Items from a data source
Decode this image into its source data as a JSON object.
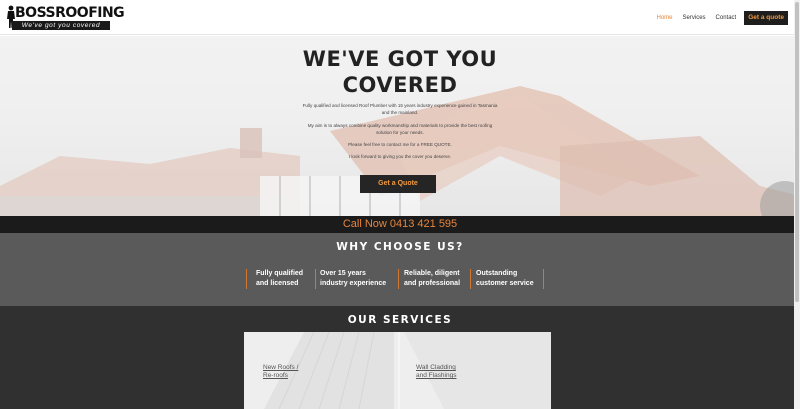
{
  "header": {
    "logo": {
      "boss": "BOSS",
      "roofing": "ROOFING",
      "tagline": "We've got you covered"
    },
    "nav": [
      {
        "label": "Home",
        "active": true
      },
      {
        "label": "Services",
        "active": false
      },
      {
        "label": "Contact",
        "active": false
      }
    ],
    "cta_label": "Get a quote"
  },
  "hero": {
    "title_line1": "WE'VE GOT YOU",
    "title_line2": "COVERED",
    "p1": "Fully qualified and licensed Roof Plumber with 15 years industry experience gained in Tasmania and the mainland.",
    "p2": "My aim is to always combine quality workmanship and materials to provide the best roofing solution for your needs.",
    "p3": "Please feel free to contact me for a FREE QUOTE.",
    "p4": "I look forward to giving you the cover you deserve.",
    "cta_label": "Get a Quote"
  },
  "callbar": {
    "text": "Call Now  0413 421 595"
  },
  "why": {
    "title": "WHY CHOOSE US?",
    "items": [
      {
        "line1": "Fully qualified",
        "line2": "and licensed"
      },
      {
        "line1": "Over 15 years",
        "line2": "industry experience"
      },
      {
        "line1": "Reliable, diligent",
        "line2": "and professional"
      },
      {
        "line1": "Outstanding",
        "line2": "customer service"
      }
    ]
  },
  "services": {
    "title": "OUR SERVICES",
    "cards": [
      {
        "line1": "New Roofs /",
        "line2": "Re-roofs"
      },
      {
        "line1": "Wall Cladding",
        "line2": "and Flashings"
      }
    ]
  },
  "colors": {
    "accent": "#e8843a",
    "dark": "#1b1b1b",
    "why_bg": "#5a5a5a",
    "services_bg": "#303030"
  }
}
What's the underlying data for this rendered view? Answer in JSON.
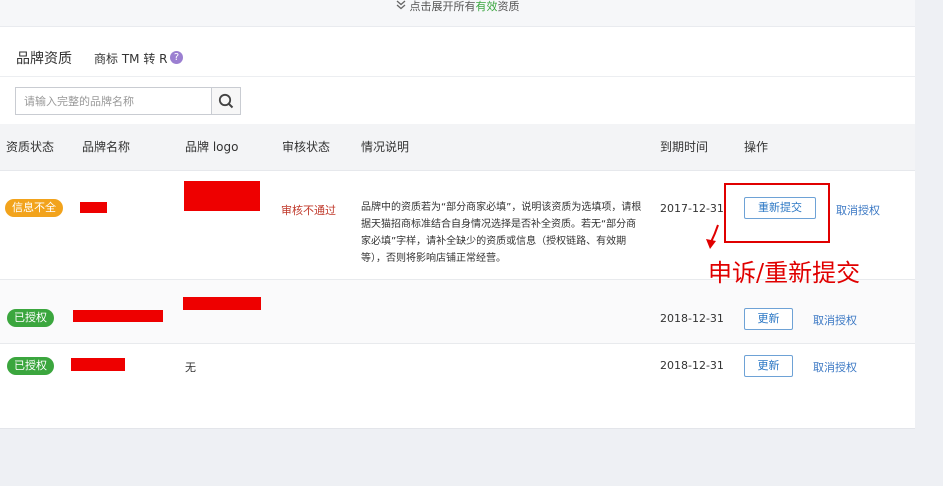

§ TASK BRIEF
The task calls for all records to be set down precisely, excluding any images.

§ OUTPUT
Decode this image into its source data as a JSON object.
{
  "header": {
    "logo": {
      "boss": "BOSS",
      "roofing": "ROOFING",
      "tagline": "We've got you covered"
    },
    "nav": [
      {
        "label": "Home",
        "active": true
      },
      {
        "label": "Services",
        "active": false
      },
      {
        "label": "Contact",
        "active": false
      }
    ],
    "cta_label": "Get a quote"
  },
  "hero": {
    "title_line1": "WE'VE GOT YOU",
    "title_line2": "COVERED",
    "p1": "Fully qualified and licensed Roof Plumber with 15 years industry experience gained in Tasmania and the mainland.",
    "p2": "My aim is to always combine quality workmanship and materials to provide the best roofing solution for your needs.",
    "p3": "Please feel free to contact me for a FREE QUOTE.",
    "p4": "I look forward to giving you the cover you deserve.",
    "cta_label": "Get a Quote"
  },
  "callbar": {
    "text": "Call Now  0413 421 595"
  },
  "why": {
    "title": "WHY CHOOSE US?",
    "items": [
      {
        "line1": "Fully qualified",
        "line2": "and licensed"
      },
      {
        "line1": "Over 15 years",
        "line2": "industry experience"
      },
      {
        "line1": "Reliable, diligent",
        "line2": "and professional"
      },
      {
        "line1": "Outstanding",
        "line2": "customer service"
      }
    ]
  },
  "services": {
    "title": "OUR SERVICES",
    "cards": [
      {
        "line1": "New Roofs /",
        "line2": "Re-roofs"
      },
      {
        "line1": "Wall Cladding",
        "line2": "and Flashings"
      }
    ]
  },
  "colors": {
    "accent": "#e8843a",
    "dark": "#1b1b1b",
    "why_bg": "#5a5a5a",
    "services_bg": "#303030"
  }
}
What's the underlying data for this rendered view? Answer in JSON.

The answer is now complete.